"""
Determine if XYZ is within the Object Color Solid
================================================================
Returns a logical true/false to indicate if a triplet of
tristimulus values falls strictly within the object color solid
for a given illuminant.
Version 2020_01_24 Scott Allen Burns
"""
import numpy as np
from scipy.spatial import ConvexHull
from shapely.geometry import Point
from shapely.geometry.polygon import Polygon
def in_object_color_solid(cmfs, w, XYZ):
"""
Checks to see if tristimulus values 'XYZ' are strictly
within the object color solid for a given illuminant, 'w',
returning true of false. If 'XYZ' is on the boundary of the
object color solid, this function will return false (limited
to floating point precision).
Parameters
----------
cmfs: nx3 array of color matching functions (not referenced to
an illuminant).
w: an n-element vector of illuminant relative spectral power
magnitudes, scaled arbitrarily.
XYZ: a three element vector of tristimulus values in the
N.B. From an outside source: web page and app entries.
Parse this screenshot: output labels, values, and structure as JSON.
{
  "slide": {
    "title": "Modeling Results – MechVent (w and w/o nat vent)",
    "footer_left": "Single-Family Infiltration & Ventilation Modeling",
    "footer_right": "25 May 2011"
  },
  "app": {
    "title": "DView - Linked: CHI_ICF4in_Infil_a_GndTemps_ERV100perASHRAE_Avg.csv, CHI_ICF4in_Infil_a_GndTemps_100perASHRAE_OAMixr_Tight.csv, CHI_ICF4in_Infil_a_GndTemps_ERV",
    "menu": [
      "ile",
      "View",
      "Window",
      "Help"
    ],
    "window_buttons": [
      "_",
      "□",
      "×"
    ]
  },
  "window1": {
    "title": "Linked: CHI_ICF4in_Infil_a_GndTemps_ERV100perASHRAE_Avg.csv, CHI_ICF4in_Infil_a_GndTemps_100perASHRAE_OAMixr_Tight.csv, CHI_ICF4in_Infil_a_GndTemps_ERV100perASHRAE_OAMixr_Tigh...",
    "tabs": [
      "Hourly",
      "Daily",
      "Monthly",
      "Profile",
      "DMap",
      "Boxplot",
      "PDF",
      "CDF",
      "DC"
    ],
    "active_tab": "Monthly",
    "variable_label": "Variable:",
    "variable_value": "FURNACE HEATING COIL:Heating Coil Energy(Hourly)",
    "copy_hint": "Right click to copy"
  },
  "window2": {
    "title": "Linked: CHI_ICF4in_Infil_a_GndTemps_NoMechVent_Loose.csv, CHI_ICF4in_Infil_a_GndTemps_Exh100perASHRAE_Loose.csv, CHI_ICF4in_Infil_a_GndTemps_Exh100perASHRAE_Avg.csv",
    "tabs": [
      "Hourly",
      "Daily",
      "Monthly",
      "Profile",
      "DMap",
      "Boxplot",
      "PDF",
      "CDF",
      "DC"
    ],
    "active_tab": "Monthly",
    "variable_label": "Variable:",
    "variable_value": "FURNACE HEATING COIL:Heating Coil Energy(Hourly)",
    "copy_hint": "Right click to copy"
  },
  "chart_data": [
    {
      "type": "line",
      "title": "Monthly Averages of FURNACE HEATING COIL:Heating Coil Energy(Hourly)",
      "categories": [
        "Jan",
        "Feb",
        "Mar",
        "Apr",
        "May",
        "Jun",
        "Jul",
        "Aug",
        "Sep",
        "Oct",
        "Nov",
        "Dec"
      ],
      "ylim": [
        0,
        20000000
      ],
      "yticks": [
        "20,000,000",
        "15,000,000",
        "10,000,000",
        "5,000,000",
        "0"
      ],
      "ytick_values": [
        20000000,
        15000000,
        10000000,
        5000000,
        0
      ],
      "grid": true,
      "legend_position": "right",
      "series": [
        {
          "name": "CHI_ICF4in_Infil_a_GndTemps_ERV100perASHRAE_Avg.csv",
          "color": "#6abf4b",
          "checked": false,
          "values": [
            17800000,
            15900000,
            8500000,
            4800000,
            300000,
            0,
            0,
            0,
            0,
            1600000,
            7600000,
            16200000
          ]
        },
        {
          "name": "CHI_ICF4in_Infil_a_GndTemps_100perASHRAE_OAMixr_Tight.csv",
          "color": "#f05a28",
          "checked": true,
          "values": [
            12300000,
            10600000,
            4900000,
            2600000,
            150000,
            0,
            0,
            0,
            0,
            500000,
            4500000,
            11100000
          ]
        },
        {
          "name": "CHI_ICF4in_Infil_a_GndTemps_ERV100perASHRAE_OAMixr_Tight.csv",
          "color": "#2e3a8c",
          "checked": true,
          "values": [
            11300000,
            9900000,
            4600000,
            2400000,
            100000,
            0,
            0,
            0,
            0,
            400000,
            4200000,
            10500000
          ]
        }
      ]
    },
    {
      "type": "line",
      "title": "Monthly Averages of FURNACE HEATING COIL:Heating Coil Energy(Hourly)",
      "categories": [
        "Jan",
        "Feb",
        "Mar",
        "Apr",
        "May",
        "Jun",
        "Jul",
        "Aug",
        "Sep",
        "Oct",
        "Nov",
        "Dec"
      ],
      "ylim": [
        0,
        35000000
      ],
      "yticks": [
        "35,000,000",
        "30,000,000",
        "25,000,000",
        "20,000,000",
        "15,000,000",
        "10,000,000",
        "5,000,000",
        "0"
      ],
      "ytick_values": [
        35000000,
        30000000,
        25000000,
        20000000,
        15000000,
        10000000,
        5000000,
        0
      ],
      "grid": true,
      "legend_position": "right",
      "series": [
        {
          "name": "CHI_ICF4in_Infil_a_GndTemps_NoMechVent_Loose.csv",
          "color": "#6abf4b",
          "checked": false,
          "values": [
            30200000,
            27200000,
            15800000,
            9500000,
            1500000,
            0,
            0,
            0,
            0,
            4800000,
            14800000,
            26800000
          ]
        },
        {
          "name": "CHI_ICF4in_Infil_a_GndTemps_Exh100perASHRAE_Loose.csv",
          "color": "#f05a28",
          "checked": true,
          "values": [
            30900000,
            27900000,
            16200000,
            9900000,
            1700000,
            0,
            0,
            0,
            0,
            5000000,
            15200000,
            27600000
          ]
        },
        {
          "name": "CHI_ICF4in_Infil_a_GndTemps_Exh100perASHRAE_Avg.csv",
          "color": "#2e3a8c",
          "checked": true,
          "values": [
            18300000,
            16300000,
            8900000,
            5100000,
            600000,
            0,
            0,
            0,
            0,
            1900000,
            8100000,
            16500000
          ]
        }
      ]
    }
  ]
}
0 <= Y <= 1 convention range.
Returns
-------
logical true or false.
Notes
-----
1. The object color solid boundary is constructed here by a brute-
force approach, considering all possible “optimal” colors. First,
a 0-1 step function is constructed of varying width (from one
wavelength bin to all n bins), and then each step function is
shifted along the wavelength axis (with wraparound) to produce
n shifted versions. This produces n^2 reflectance functions and
all possible optimal colors that can be represented with n
wavelength bins. As each step function is shifted, we check if the
Y tristimulus values corresponding to adjacent step functions
straddle the target Y value. If so, linear interpolation is used
to estimate the chromaticity coords of the intermediate color at
the intersection with the target Y plane. These chromaticity coords
are collected, and a convex hull function is used to sort the object
color solid slice in CCW order, producing a 2D polygon. Finally, the
chromaticity coords of 'XYZ' are tested to determine if they fall
within the Y-slice polygon.
2. Be sure to pass an XYZ triplet that sums to a number far enough
from zero to prevent overflow when computing the chromaticity
coordinates (xy = XYZ[0:2]/np.sum(XYZ)).
3. The resolution of cmfs (number of rows) affects the shape of the
computed spectral locus. See Section 6 of Reference [1] for
further discussion.
4. This code was translated from the MATLAB code presented in Section
4 of Reference [2]
References
----------
[1] Burns SA. Numerical methods for smoothest reflectance
reconstruction. Color Research & Application, Vol 45,
No 1, 2020, pp 8-21.
[2] Supplementary Documentation: Numerical Methods for Smoothest
Reflectance Reconstruction, 2019
http://scottburns.us/suppl-docs-num-meth-smoothest-refl-recon/#Sec3
Acknowledgements
----------------
Thanks to Adam J. Burns and Mark (kram1032) for assistance
with translating from MATLAB to Python.
"""
# number of wavelength bins (rows)
n = cmfs.shape[0]
# form illuminant-w-referenced cmfs
w1 = np.squeeze(w)
w_norm = w1/(w1.dot(cmfs[:, 1]))
cmfs_w = np.diag(w_norm).dot(cmfs)
# get chromaticity coords
xy = XYZ[0:2]/np.sum(XYZ)
# target Y slice
Y = XYZ[1]
x = np.array([])
y = np.array([])
# Build a Y slice of object color solid
for step_width in range(1, n+1): # 1 to n
q = np.zeros((n, 3))
rho = np.zeros(n)
# create step function square wave rho
rho[0:step_width] = np.ones(step_width)
for i in range(n):
# compute TSVs of rho
q[i, :] = cmfs_w.T.dot(rho)
# shift rho right with wraparound
temp = rho[n-1]
rho[1:n] = rho[0:n-1]
rho[0] = temp
# look for Q(1,:) values that straddle Y
for i in range(n-1): # 0 to n-2
# check if Y differences have a change in sign
if (q[i, 1] - Y) * (q[i+1, 1] - Y) <= 0:
# interpolate to find where line segment crosses Y plane
xval = (q[i+1,0]-q[i,0])*(Y-q[i,1])/(q[i+1,1]-q[i,1])+q[i,0]
zval = (q[i+1,2]-q[i,2])*(Y-q[i,1])/(q[i+1,1]-q[i,1])+q[i,2]
x = np.append(x, xval/(xval+Y+zval))
y = np.append(y, Y/(xval+Y+zval))
# Q not in order, so find convex hull to sort xy in CCW order
qxy = np.array([x, y]).T
hull = ConvexHull(qxy)
poly = Polygon(hull.points)
p = Point(xy)
# check if point is in polygon
return poly.contains(p)